While the numbers Islandwide are small compared to other types, such as the northern house mosquito, the presence of the Asian tiger increased more than 220 percent in female mosquito samples collected and tested from 2010 to 2012 in Nassau and Suffolk counties, based on figures from both county health departments.
The Asian tiger represented 7.74 percent of all mosquitoes collected in Nassau County for testing in 2010, according to the county's health department. That nearly doubled to 14.12 percent in 2012.
In Suffolk, its presence for the same time range rose from 0.9 percent to 4.8 percent of the total numbers collected and tested, based on county health department figures.
"They are aggressive biters of humans and other mammals," said Scott Campbell, lab chief of the Suffolk County health department's arthropod-borne disease laboratory.
While primarily mammal feeders, a small percentage of Asian tiger females do munch on birds, he said, meaning they can be carriers of West Nile virus.

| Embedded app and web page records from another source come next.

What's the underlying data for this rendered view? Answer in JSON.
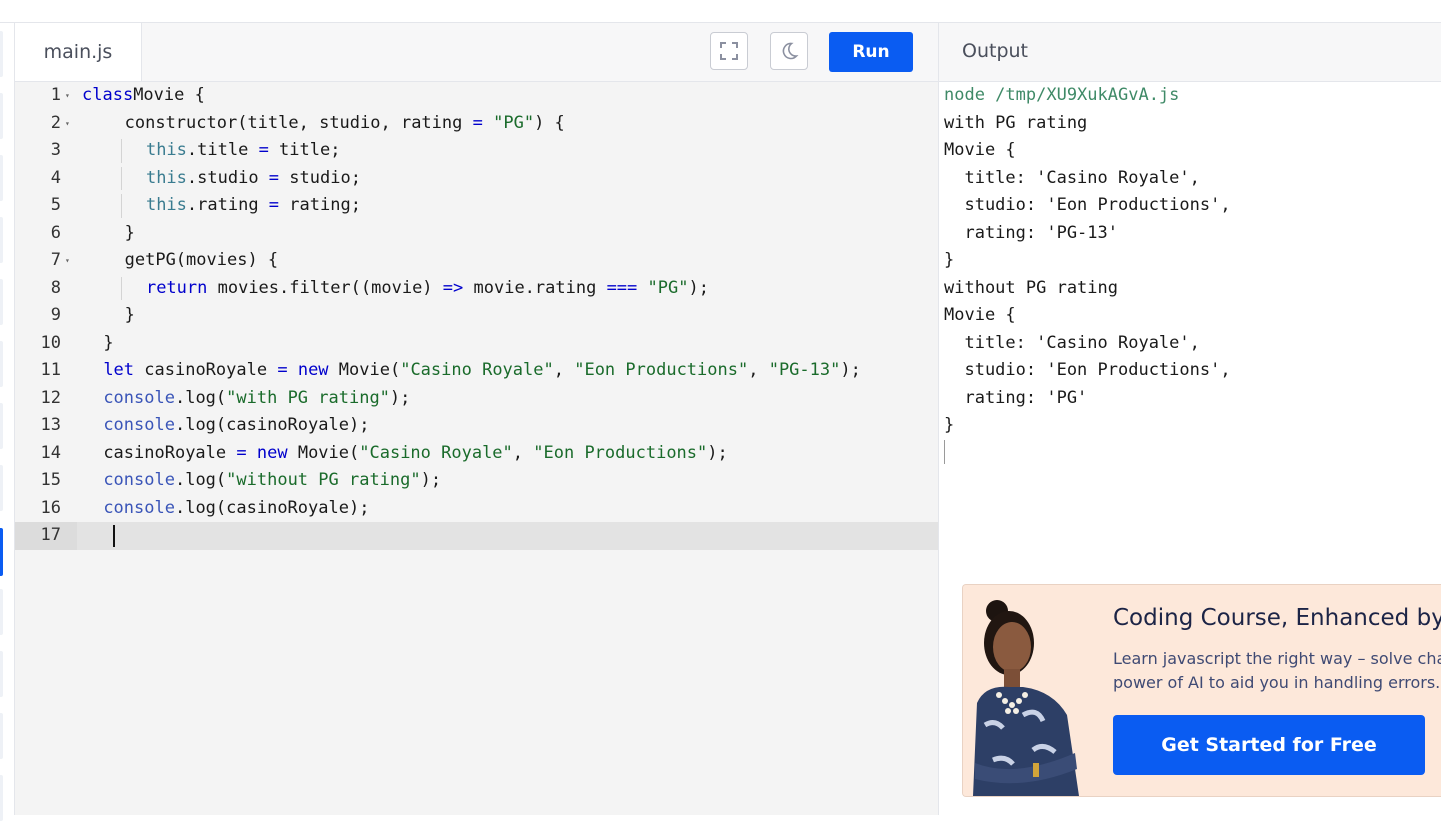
{
  "editor": {
    "file_tab": "main.js",
    "run_label": "Run",
    "lines": [
      {
        "n": "1",
        "fold": true,
        "indent": 0,
        "tokens": [
          [
            "kw",
            "class"
          ],
          [
            "",
            "Movie {"
          ]
        ]
      },
      {
        "n": "2",
        "fold": true,
        "indent": 2,
        "tokens": [
          [
            "",
            "constructor(title, studio, rating "
          ],
          [
            "op",
            "="
          ],
          [
            "",
            " "
          ],
          [
            "str",
            "\"PG\""
          ],
          [
            "",
            ") {"
          ]
        ]
      },
      {
        "n": "3",
        "fold": false,
        "indent": 3,
        "guides": [
          2
        ],
        "tokens": [
          [
            "th",
            "this"
          ],
          [
            "",
            ".title "
          ],
          [
            "op",
            "="
          ],
          [
            "",
            " title;"
          ]
        ]
      },
      {
        "n": "4",
        "fold": false,
        "indent": 3,
        "guides": [
          2
        ],
        "tokens": [
          [
            "th",
            "this"
          ],
          [
            "",
            ".studio "
          ],
          [
            "op",
            "="
          ],
          [
            "",
            " studio;"
          ]
        ]
      },
      {
        "n": "5",
        "fold": false,
        "indent": 3,
        "guides": [
          2
        ],
        "tokens": [
          [
            "th",
            "this"
          ],
          [
            "",
            ".rating "
          ],
          [
            "op",
            "="
          ],
          [
            "",
            " rating;"
          ]
        ]
      },
      {
        "n": "6",
        "fold": false,
        "indent": 2,
        "tokens": [
          [
            "",
            "}"
          ]
        ]
      },
      {
        "n": "7",
        "fold": true,
        "indent": 2,
        "tokens": [
          [
            "",
            "getPG(movies) {"
          ]
        ]
      },
      {
        "n": "8",
        "fold": false,
        "indent": 3,
        "guides": [
          2
        ],
        "tokens": [
          [
            "kw",
            "return"
          ],
          [
            "",
            " movies.filter((movie) "
          ],
          [
            "op",
            "=>"
          ],
          [
            "",
            " movie.rating "
          ],
          [
            "op",
            "==="
          ],
          [
            "",
            " "
          ],
          [
            "str",
            "\"PG\""
          ],
          [
            "",
            ");"
          ]
        ]
      },
      {
        "n": "9",
        "fold": false,
        "indent": 2,
        "tokens": [
          [
            "",
            "}"
          ]
        ]
      },
      {
        "n": "10",
        "fold": false,
        "indent": 1,
        "tokens": [
          [
            "",
            "}"
          ]
        ]
      },
      {
        "n": "11",
        "fold": false,
        "indent": 1,
        "tokens": [
          [
            "kw",
            "let"
          ],
          [
            "",
            " casinoRoyale "
          ],
          [
            "op",
            "="
          ],
          [
            "",
            " "
          ],
          [
            "kw",
            "new"
          ],
          [
            "",
            " Movie("
          ],
          [
            "str",
            "\"Casino Royale\""
          ],
          [
            "",
            ", "
          ],
          [
            "str",
            "\"Eon Productions\""
          ],
          [
            "",
            ", "
          ],
          [
            "str",
            "\"PG-13\""
          ],
          [
            "",
            ");"
          ]
        ]
      },
      {
        "n": "12",
        "fold": false,
        "indent": 1,
        "tokens": [
          [
            "fn",
            "console"
          ],
          [
            "",
            ".log("
          ],
          [
            "str",
            "\"with PG rating\""
          ],
          [
            "",
            ");"
          ]
        ]
      },
      {
        "n": "13",
        "fold": false,
        "indent": 1,
        "tokens": [
          [
            "fn",
            "console"
          ],
          [
            "",
            ".log(casinoRoyale);"
          ]
        ]
      },
      {
        "n": "14",
        "fold": false,
        "indent": 1,
        "tokens": [
          [
            "",
            "casinoRoyale "
          ],
          [
            "op",
            "="
          ],
          [
            "",
            " "
          ],
          [
            "kw",
            "new"
          ],
          [
            "",
            " Movie("
          ],
          [
            "str",
            "\"Casino Royale\""
          ],
          [
            "",
            ", "
          ],
          [
            "str",
            "\"Eon Productions\""
          ],
          [
            "",
            ");"
          ]
        ]
      },
      {
        "n": "15",
        "fold": false,
        "indent": 1,
        "tokens": [
          [
            "fn",
            "console"
          ],
          [
            "",
            ".log("
          ],
          [
            "str",
            "\"without PG rating\""
          ],
          [
            "",
            ");"
          ]
        ]
      },
      {
        "n": "16",
        "fold": false,
        "indent": 1,
        "tokens": [
          [
            "fn",
            "console"
          ],
          [
            "",
            ".log(casinoRoyale);"
          ]
        ]
      },
      {
        "n": "17",
        "fold": false,
        "indent": 0,
        "active": true,
        "tokens": []
      }
    ]
  },
  "output": {
    "title": "Output",
    "command": "node /tmp/XU9XukAGvA.js",
    "lines": [
      "with PG rating",
      "Movie {",
      "  title: 'Casino Royale',",
      "  studio: 'Eon Productions',",
      "  rating: 'PG-13'",
      "}",
      "without PG rating",
      "Movie {",
      "  title: 'Casino Royale',",
      "  studio: 'Eon Productions',",
      "  rating: 'PG'",
      "}"
    ]
  },
  "ad": {
    "title": "Coding Course, Enhanced by AI",
    "text_line1": "Learn javascript the right way – solve challenges with the",
    "text_line2": "power of AI to aid you in handling errors.",
    "button": "Get Started for Free",
    "bg_color": "#fde8da"
  },
  "colors": {
    "accent": "#0a5cf2",
    "keyword": "#0000cc",
    "string": "#1a6b2b",
    "output_command": "#3f8a67"
  },
  "icons": {
    "fullscreen": "fullscreen-icon",
    "theme": "moon-icon"
  }
}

Only female mosquitoes bite and suck blood; hence they, not males, are the disease transmitters, Campbell said.
First spotted in Texas in the 1980s, the Asian tigers likely arrived in the country in scrap tire shipments from Asia, according to the Centers for Disease Control and Prevention.
Named tigers because of their black and white stripes, they were initially spotted on Long Island 10 years ago. According to Mary Ellen Laurain, spokeswoman for the Nassau County Department of Health, the Asian tiger was first identified in the county through routine surveillance activities in 2003. In Suffolk, the first showed up in a mosquito trap put out by the county in 2004, Campbell said. They have been moving and have now spread into Brookhaven Town, with a few spotted on the South Fork, he said.
While some Asian tiger samples have indicated the presence of West Nile virus, that doesn't necessarily mean the species is "good at transmitting it," said Bryon Backenson, director of the New York State Department of Health's vector surveillance unit.
"Very efficient in other parts of the world" in transmitting diseases such as yellow fever and dengue, the Asian tiger is being watched, he said, to determine what impact it might have on public health here.
If you haven't made their acquaintance yet, you may have a better chance as the summer progresses, as their numbers peaked last year in late August, Campbell said.
Jody Gangloff-Kaufmann of Babylon can vouch for their presence on two fronts. First, she's community coordinator of the New York State Integrated Pest Management Program. Second, she's been the reluctant host to a swarm of Asian tigers in her yard for the past two weeks.
To no avail, she said, she has searched the yard for even the smallest of containers holding standing water, where they could be breeding. "They fly during the day and they are relentless biters," she said.
On Monday she got five bites on her ankles in a three-minute period, she said, on her porch.
With the unwelcome pests most plentiful in late afternoon, Gangloff-Kaufmann said, "I feel like I'm leading a little parade when I walk through the yard."